Each September for the last few decades, reporters assigned to write a Labor Day story have reached into a rather shallow bucket of cliches when chronicling the state of unions in Idaho. Sooner, rather than later, a writer inevitably dusts off the old chestnut, "labor pains," when referring to the status of union membership in the Gem State. But Idaho labor leaders say change is in the wind, as union membership is seeing an uptick for the first time in recent memory.
"It's getting better and better," said Joe Maloney, president of the Idaho AFL-CIO. "The more people we talk to, the more traction there is to get organized."
He credits two major factors, one painlessly obvious and the other painfully personal. The obvious element is inescapable in the Treasure Valley: an unprecedented construction boom, employing nearly every laborer within shouting distance. The personal factor has more to do with what happens when this boom ultimately goes bust.
"A lot of people my age are looking at their parents who can't retire because those parents have no pension, no benefits," said Maloney. "So, now a lot of young men and women who have to work two or three jobs and don't know how they're going to take care of Mom and Dad are recognizing labor unions aren't so bad. Those young workers are doing the math. That money that may come out of your paycheck for union dues? Well, now you've got solid benefits, a pension and a future for your own family. That's when you learn how strong a union is."
Maloney knows the scenario all too well. He's one of three siblings raised by a mother who held down a long list of jobs to put food on the table.
"It's happening to my mom. It's happening to too many moms and dads. They have nothing to retire on," he said. "When times are good, nobody's thinking about that. But the pendulum always swings back."
Leland Heinbach, president of Boise Central Trades and Labor Council, knows both sides of the pendulum, too. He followed in his father's and grandfather's footsteps as a member of the United Association of Plumbers and Pipefitters, Local 296, in Boise.
"In the 1980s, things were tough all over. Every week, my dad would have to go down to the Labor Council food bank. Mom had to make just about any meal she could out of Top Ramen. Times were tough," said Heinbach. "The union pulled through. We all survived. Dad retired and bought a nice little winter home down south. Dad is 70 now, and he and mom are enjoying life. You better believe that's my goal, too."
America's history of unionized labor was written in blood.
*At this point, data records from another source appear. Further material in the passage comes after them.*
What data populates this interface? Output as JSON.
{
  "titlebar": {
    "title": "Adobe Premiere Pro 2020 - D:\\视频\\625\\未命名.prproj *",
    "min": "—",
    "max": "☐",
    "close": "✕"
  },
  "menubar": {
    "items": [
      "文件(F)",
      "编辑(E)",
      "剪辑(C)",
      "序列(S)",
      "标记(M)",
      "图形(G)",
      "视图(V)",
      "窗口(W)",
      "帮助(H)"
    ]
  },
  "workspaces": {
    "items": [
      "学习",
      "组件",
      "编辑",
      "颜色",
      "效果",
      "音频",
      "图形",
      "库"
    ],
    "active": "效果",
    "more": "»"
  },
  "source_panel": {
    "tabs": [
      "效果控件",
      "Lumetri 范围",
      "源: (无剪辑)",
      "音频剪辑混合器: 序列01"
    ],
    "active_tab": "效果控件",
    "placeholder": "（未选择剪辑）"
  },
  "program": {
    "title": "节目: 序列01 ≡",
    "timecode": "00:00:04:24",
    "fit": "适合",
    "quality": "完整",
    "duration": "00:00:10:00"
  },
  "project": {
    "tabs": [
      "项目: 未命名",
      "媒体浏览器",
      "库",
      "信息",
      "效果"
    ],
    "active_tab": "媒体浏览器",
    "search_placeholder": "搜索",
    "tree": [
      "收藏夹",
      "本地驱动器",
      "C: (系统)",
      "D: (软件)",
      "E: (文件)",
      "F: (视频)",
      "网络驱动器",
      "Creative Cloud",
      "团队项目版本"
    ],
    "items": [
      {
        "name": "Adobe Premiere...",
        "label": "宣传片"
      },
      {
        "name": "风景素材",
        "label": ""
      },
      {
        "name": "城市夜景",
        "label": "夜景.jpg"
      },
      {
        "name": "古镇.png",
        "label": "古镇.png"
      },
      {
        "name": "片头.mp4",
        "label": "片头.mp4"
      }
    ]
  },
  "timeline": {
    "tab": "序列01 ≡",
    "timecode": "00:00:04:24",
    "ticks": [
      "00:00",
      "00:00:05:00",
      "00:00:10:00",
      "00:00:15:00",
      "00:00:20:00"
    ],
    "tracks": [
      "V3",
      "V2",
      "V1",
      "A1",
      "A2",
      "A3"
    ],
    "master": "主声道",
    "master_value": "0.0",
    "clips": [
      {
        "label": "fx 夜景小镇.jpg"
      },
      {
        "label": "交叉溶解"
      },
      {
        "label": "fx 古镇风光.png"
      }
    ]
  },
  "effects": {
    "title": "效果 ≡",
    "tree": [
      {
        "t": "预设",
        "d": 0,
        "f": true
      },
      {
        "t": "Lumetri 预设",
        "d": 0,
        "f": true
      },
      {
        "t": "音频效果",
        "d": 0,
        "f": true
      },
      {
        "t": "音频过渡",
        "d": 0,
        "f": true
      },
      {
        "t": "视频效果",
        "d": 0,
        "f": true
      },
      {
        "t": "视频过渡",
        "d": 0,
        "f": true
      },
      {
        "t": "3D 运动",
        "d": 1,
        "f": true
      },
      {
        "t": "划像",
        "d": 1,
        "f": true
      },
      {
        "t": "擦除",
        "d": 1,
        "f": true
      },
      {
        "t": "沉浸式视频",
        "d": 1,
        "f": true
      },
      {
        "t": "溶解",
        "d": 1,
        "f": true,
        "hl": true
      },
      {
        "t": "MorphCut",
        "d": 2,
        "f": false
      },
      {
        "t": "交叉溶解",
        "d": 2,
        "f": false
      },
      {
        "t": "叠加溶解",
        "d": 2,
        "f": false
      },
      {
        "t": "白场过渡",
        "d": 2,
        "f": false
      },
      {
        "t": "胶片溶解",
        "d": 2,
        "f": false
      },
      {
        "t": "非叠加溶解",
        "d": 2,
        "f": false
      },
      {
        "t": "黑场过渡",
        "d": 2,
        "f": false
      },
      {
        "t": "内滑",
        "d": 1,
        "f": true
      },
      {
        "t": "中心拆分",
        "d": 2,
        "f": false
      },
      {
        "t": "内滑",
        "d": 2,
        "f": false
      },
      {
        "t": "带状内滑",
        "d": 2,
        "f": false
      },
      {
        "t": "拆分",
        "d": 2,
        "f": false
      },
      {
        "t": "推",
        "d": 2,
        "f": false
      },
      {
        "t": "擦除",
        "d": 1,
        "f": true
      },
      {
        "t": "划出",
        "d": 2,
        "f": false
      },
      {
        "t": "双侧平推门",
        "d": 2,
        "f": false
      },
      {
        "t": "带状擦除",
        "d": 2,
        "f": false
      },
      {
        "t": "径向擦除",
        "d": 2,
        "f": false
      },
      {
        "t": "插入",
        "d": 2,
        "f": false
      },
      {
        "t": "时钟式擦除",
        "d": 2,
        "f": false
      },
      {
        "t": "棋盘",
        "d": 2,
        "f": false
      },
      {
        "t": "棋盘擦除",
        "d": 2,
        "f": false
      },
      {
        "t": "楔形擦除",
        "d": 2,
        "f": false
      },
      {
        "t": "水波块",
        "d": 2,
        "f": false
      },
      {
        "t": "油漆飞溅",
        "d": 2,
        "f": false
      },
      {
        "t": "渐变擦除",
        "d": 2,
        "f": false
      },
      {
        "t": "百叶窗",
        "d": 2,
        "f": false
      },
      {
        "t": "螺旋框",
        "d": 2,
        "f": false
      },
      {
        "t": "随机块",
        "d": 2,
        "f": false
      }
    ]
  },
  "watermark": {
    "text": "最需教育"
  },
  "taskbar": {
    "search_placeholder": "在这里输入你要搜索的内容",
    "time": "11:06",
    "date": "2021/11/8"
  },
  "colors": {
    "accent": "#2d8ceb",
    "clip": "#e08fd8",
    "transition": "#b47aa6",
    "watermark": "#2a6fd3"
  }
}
Prior to union protections, millions suffered back-breaking conditions, slogging through 12-hour workdays in hazardous environments. It wasn't unusual to see women in their ninth month of pregnancy working alongside children in garment factories. Violent crescendos followed in the late 19th and 20th centuries. In 1892, miners in northern Idaho went on strike against low wages, working and living conditions. When replacement workers—"scabs"—were brought in to break the strike, a small army of private agents was hired to infiltrate the union. The situation deteriorated, leaving several dead and wounded and as many as 600 arrested.
In 1894, the U.S Congress named the first Monday of September "Labor Day" to memorialize the past and celebrate the American workforce. Labor Day events will be held across Idaho in the days leading up to Monday, Sept. 4, and of course on the day itself. Boise's Municipal Park, recently renamed to honor Olympic gold medalist Kristin Armstrong, has been the scene of a Labor Day picnic for nearly 30 years. Even though the park is now limited to small gatherings and family reunions, the City of Boise has agreed to allow the Labor Day tradition to continue.
"We'll be there from noon to 3 p.m., just like every other Labor Day. People will bring canned goods and non-perishables so that we can, once more, restock our food bank," said Heinbach. "But something special will happen this year. We'll be announcing our plans for a workers' memorial site in the park, right off the Boise Greenbelt. We'll be showing off the spot on Labor Day."
There's another bit of Idaho labor history being celebrated.
"Take a look at that photo over there," said Maloney, pointing to a black-and-white photo hanging on the wall of his Boise office. "It's the first-annual gathering of the Idaho Federation of Labor in front of the Idaho State Capitol."
Union membership continued to grow in Idaho through most of the 20th century, peaking in 1993 when more than 10 percent of the Gem State workforce were union members, but the U.S. Bureau of Labor Statistics notes that that union membership began to fall precipitously in the early part of this century, bottoming out at 4.7 percent. In 2017, Idaho counted 35,000 union members and another 7,000 workers as represented by a union on their main job, or covered by an employee association or contract.
Maloney said his job-site conversations with workers, union and non-union members alike, have triggered an enthusiasm for the future of unions in Idaho not seen in quite some time. But while it's his job to look forward, his motivation is still very personal.
"It's still about mom. And her dad. I called him 'Pops.' He was a union official in California. When I was growing up, he was a big union guy and he was always trying to talk to me about the future. I said, 'Whatever, Pops, whatever,'" said Maloney, stealing a glance at a desktop photo of his grandfather. "What he said then is still in my heart and soul today. It's about the future."